Before Holly’s 19th birthday, she was diagnosed with breast cancer. When she turned 32, her eyesight began declining as a result of the complications brought about by breast cancer. Eventually, she was declared legally blind, even if she still had residual vision.
With a career and a family to care for, she knew she needed a guide dog. She put in an application to Guiding Eyes for the Blind, and they processed her application quickly. When her second child was born, she got a call that they had the perfect guide dog for her.
Frances had all the qualities that Holly needed in a guide dog. She was patient, friendly, and compassionate. Frances showed concern for the entire family, not just Holly. She was very sensitive to their needs and looked out for Holly’s girls as if they were her children.
Holly was an alumna at Metropolitan College of New York. She contacted her alma mater, and they offered her a position to teach psychology and social development classes as a part-time professor. Even if Holly had to commute from Staten Island to Manhattan, she accepted the offer.

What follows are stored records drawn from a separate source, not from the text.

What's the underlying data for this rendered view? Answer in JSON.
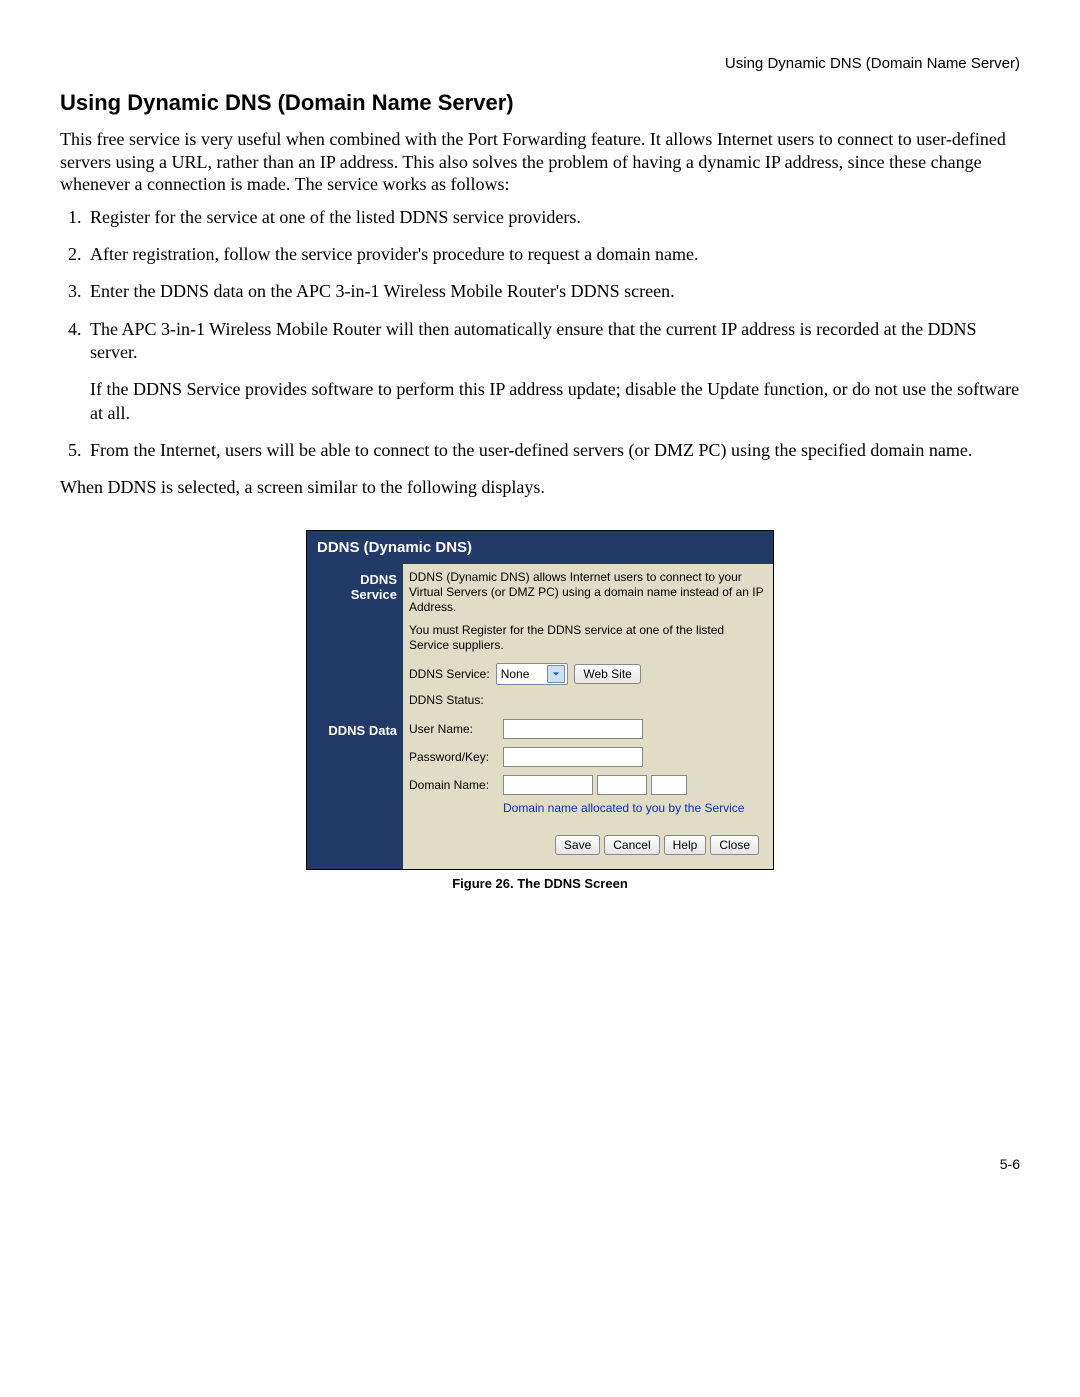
{
  "header": {
    "running_head": "Using Dynamic DNS (Domain Name Server)"
  },
  "title": "Using Dynamic DNS (Domain Name Server)",
  "intro": "This free service is very useful when combined with the Port Forwarding feature. It allows Internet users to connect to user-defined servers using a URL, rather than an IP address. This also solves the problem of having a dynamic IP address, since these change whenever a connection is made. The service works as follows:",
  "steps": [
    {
      "text": "Register for the service at one of the listed DDNS service providers."
    },
    {
      "text": "After registration, follow the service provider's procedure to request a domain name."
    },
    {
      "text": "Enter the DDNS data on the APC 3-in-1 Wireless Mobile Router's DDNS screen."
    },
    {
      "text": "The APC 3-in-1 Wireless Mobile Router will then automatically ensure that the current IP address is recorded at the DDNS server.",
      "note": "If the DDNS Service provides software to perform this IP address update; disable the Update function, or do not use the software at all."
    },
    {
      "text": "From the Internet, users will be able to connect to the user-defined servers (or DMZ PC) using the specified domain name."
    }
  ],
  "lead_in": "When DDNS is selected, a screen similar to the following displays.",
  "ddns_panel": {
    "title": "DDNS (Dynamic DNS)",
    "service": {
      "side_label": "DDNS Service",
      "desc1": "DDNS (Dynamic DNS) allows Internet users to connect to your Virtual Servers (or DMZ PC) using a domain name instead of an IP Address.",
      "desc2": "You must Register for the DDNS service at one of the listed Service suppliers.",
      "field_label": "DDNS Service:",
      "select_value": "None",
      "website_button": "Web Site",
      "status_label": "DDNS Status:"
    },
    "data": {
      "side_label": "DDNS Data",
      "user_label": "User Name:",
      "pass_label": "Password/Key:",
      "domain_label": "Domain Name:",
      "domain_hint": "Domain name allocated to you by the Service"
    },
    "buttons": {
      "save": "Save",
      "cancel": "Cancel",
      "help": "Help",
      "close": "Close"
    }
  },
  "figure_caption": "Figure 26. The DDNS Screen",
  "page_number": "5-6"
}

She knew that she could safely commute and succeed at her job with the help of Frances.
Holly got inspiration from Frances and started the Visually Impaired Education Program. She became passionate about educating people, especially children, on visual impairment and guide dogs. She dreamed of a world with disability advocates.
Frances made a big difference in Holly’s life. She was only supposed to be her eyes when she ventured outside, but she did more for her. It seemed that she could feel how much burden Holly had to carry, and she comforted her in any way she could. Frances was a light that Holly was grateful to have in her dimming world.
Frances was indeed a hero to Holly, and she was recognized as such when she was awarded the Hero Dog Award in 2018.
Source: American Humane via YouTube